# Directions for this task:
Write out all of the data without omission, exactly as shown.

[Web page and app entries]
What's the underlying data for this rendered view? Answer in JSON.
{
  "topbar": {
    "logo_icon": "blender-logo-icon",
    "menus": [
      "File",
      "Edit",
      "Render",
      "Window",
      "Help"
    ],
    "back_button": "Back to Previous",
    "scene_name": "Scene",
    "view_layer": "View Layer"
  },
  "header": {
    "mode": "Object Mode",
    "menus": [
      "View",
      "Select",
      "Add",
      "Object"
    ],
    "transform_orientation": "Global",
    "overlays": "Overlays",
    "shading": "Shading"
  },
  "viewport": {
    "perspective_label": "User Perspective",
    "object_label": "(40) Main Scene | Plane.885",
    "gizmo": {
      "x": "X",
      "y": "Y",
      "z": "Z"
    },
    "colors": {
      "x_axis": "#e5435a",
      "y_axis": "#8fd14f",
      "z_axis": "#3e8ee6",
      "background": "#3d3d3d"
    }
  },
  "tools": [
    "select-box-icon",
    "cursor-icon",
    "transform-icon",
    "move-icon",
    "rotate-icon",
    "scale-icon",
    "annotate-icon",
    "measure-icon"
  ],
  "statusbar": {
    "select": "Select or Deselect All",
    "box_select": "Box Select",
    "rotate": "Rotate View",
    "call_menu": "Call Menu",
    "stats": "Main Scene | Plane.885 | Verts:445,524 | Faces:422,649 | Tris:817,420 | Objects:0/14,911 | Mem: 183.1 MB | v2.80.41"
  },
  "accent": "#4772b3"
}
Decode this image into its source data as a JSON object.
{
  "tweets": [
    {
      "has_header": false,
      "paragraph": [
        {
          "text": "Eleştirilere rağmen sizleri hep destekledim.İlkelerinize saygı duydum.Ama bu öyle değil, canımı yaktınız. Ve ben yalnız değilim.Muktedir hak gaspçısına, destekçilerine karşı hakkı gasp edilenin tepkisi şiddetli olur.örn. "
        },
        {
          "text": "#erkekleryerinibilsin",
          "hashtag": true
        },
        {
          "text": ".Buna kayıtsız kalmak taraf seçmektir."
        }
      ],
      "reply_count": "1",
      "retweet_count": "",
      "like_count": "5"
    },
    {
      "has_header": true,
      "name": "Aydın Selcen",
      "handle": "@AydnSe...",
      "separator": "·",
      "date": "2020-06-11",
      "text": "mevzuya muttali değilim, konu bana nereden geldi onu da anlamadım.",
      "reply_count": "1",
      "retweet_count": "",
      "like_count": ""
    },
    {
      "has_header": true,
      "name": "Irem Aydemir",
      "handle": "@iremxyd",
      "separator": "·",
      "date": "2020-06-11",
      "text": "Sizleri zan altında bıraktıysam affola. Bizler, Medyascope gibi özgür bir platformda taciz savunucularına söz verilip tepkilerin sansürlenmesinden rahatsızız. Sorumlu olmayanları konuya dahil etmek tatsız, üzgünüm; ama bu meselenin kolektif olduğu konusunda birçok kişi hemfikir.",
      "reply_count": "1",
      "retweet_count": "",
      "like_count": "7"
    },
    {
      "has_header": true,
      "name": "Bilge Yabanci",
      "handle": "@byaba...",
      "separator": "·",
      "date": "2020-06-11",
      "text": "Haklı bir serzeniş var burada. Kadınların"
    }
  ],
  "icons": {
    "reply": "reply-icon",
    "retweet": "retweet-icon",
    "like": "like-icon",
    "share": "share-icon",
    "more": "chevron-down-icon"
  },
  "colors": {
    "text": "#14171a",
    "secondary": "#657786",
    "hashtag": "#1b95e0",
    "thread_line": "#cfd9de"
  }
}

# Task solution:
What's the underlying data for this rendered view? Answer in JSON.
{
  "topbar": {
    "logo_icon": "blender-logo-icon",
    "menus": [
      "File",
      "Edit",
      "Render",
      "Window",
      "Help"
    ],
    "back_button": "Back to Previous",
    "scene_name": "Scene",
    "view_layer": "View Layer"
  },
  "header": {
    "mode": "Object Mode",
    "menus": [
      "View",
      "Select",
      "Add",
      "Object"
    ],
    "transform_orientation": "Global",
    "overlays": "Overlays",
    "shading": "Shading"
  },
  "viewport": {
    "perspective_label": "User Perspective",
    "object_label": "(40) Main Scene | Plane.885",
    "gizmo": {
      "x": "X",
      "y": "Y",
      "z": "Z"
    },
    "colors": {
      "x_axis": "#e5435a",
      "y_axis": "#8fd14f",
      "z_axis": "#3e8ee6",
      "background": "#3d3d3d"
    }
  },
  "tools": [
    "select-box-icon",
    "cursor-icon",
    "transform-icon",
    "move-icon",
    "rotate-icon",
    "scale-icon",
    "annotate-icon",
    "measure-icon"
  ],
  "statusbar": {
    "select": "Select or Deselect All",
    "box_select": "Box Select",
    "rotate": "Rotate View",
    "call_menu": "Call Menu",
    "stats": "Main Scene | Plane.885 | Verts:445,524 | Faces:422,649 | Tris:817,420 | Objects:0/14,911 | Mem: 183.1 MB | v2.80.41"
  },
  "accent": "#4772b3"
}
Decode this image into its source data as a JSON object.
{
  "tweets": [
    {
      "has_header": false,
      "paragraph": [
        {
          "text": "Eleştirilere rağmen sizleri hep destekledim.İlkelerinize saygı duydum.Ama bu öyle değil, canımı yaktınız. Ve ben yalnız değilim.Muktedir hak gaspçısına, destekçilerine karşı hakkı gasp edilenin tepkisi şiddetli olur.örn. "
        },
        {
          "text": "#erkekleryerinibilsin",
          "hashtag": true
        },
        {
          "text": ".Buna kayıtsız kalmak taraf seçmektir."
        }
      ],
      "reply_count": "1",
      "retweet_count": "",
      "like_count": "5"
    },
    {
      "has_header": true,
      "name": "Aydın Selcen",
      "handle": "@AydnSe...",
      "separator": "·",
      "date": "2020-06-11",
      "text": "mevzuya muttali değilim, konu bana nereden geldi onu da anlamadım.",
      "reply_count": "1",
      "retweet_count": "",
      "like_count": ""
    },
    {
      "has_header": true,
      "name": "Irem Aydemir",
      "handle": "@iremxyd",
      "separator": "·",
      "date": "2020-06-11",
      "text": "Sizleri zan altında bıraktıysam affola. Bizler, Medyascope gibi özgür bir platformda taciz savunucularına söz verilip tepkilerin sansürlenmesinden rahatsızız. Sorumlu olmayanları konuya dahil etmek tatsız, üzgünüm; ama bu meselenin kolektif olduğu konusunda birçok kişi hemfikir.",
      "reply_count": "1",
      "retweet_count": "",
      "like_count": "7"
    },
    {
      "has_header": true,
      "name": "Bilge Yabanci",
      "handle": "@byaba...",
      "separator": "·",
      "date": "2020-06-11",
      "text": "Haklı bir serzeniş var burada. Kadınların"
    }
  ],
  "icons": {
    "reply": "reply-icon",
    "retweet": "retweet-icon",
    "like": "like-icon",
    "share": "share-icon",
    "more": "chevron-down-icon"
  },
  "colors": {
    "text": "#14171a",
    "secondary": "#657786",
    "hashtag": "#1b95e0",
    "thread_line": "#cfd9de"
  }
}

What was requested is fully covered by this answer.